The draft decision redefines the procedures utilities must follow when trimming trees near utility poles and lines, establishes clearance zones around utility conductors and wires, and establishes a PURA resolution process for property owner objections to proposed tree-related work, the agency said in a news release.
The PURA ruling directs the major utilities to incorporate into their maintenance plans the recommendations developed by the State Vegetation Management Taskforce, a volunteer group created to develop comprehensive standards for roadside tree care, vegetation management practices and schedules, and other related actions.
Under the ruling, utilities will be required to deliver notice to property owners before pruning or removing any tree or shrub within prescribed zones. A property owner may object to proposed pruning or removal by notifying the utility and the local tree warden or, in some instances, the state Commissioner of Transportation. The tree warden must then respond, following consultation with the property owner. If either the property owner or the utility objects to the tree warden’s ruling, either may appeal to PURA, which will conduct a hearing and rule on the matter.
The PURA decision follows recent legislation, several task force reports and multiple public hearings investigating best practices to make utility infrastructure more resilient to storm damage, and to promote shorter restoration time following weather-related outage events.
The ruling directs AT&T and Verizon to incorporate tree-trimming activities into their annual utility pole maintenance plan reports. Many of Connecticut’s nearly 860,000 utility poles are jointly owned by the local electric distribution company and the telephone company. Approximately half of all utility poles that support electric facilities are maintained by the Connecticut Light & Power Co. or the United Illuminating Co., while AT&T or Verizon maintain the remainder. The ruling also instructs those utilities to update their agreements to reflect a 70/30 (electric/telecommunications) sharing of future costs associated with planned tree-trimming and vegetation management, similar to the current arrangement those companies have for storm-related tree work costs.
Recent storm-related outages underscored the importance of tree management along heavily forested roadways and other rights-of-way. Connecticut is the fifth most forested state in the nation, leads the nation in the forest cover found in urban areas, and has the highest percentage of forested land in close proximity to homes, the agency noted. The majority of outages in recent major storms were caused by trees falling on overhead electrical distribution lines and in some cases taking down utility poles, the agency said.
Following severe storms in 2011 and 2012, Connecticut’s major utilities implemented many recommendations to improve storm resilience. The two largest electric utilities, CL&P and UI, have since committed to significantly increased tree-trimming budgets over the next five to eight years. CL&P is expected to spend $314 million for its vegetation maintenance plan over the next five years, while UI plans to spend $100 million over eight years.
Parties to the PURA proceeding have until June 6 to submit written comments on the draft decision.

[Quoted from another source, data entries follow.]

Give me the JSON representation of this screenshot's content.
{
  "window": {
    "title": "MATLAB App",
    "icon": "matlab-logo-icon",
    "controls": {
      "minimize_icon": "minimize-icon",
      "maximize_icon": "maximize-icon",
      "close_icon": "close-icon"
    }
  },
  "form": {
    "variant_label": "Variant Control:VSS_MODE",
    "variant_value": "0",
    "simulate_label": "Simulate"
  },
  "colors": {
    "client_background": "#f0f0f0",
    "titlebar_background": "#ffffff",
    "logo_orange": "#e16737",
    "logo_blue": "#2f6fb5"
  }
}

The PURA commissioners are scheduled to hear oral arguments on the case on June 10 and plan to render a final ruling on June 11.
The draft decision can be found at www.ct.gov/pura/site/default.asp, Docket No. 12-01-10, “PURA Investigation into the Tree Trimming Practices of Connecticut’s Utility Companies.”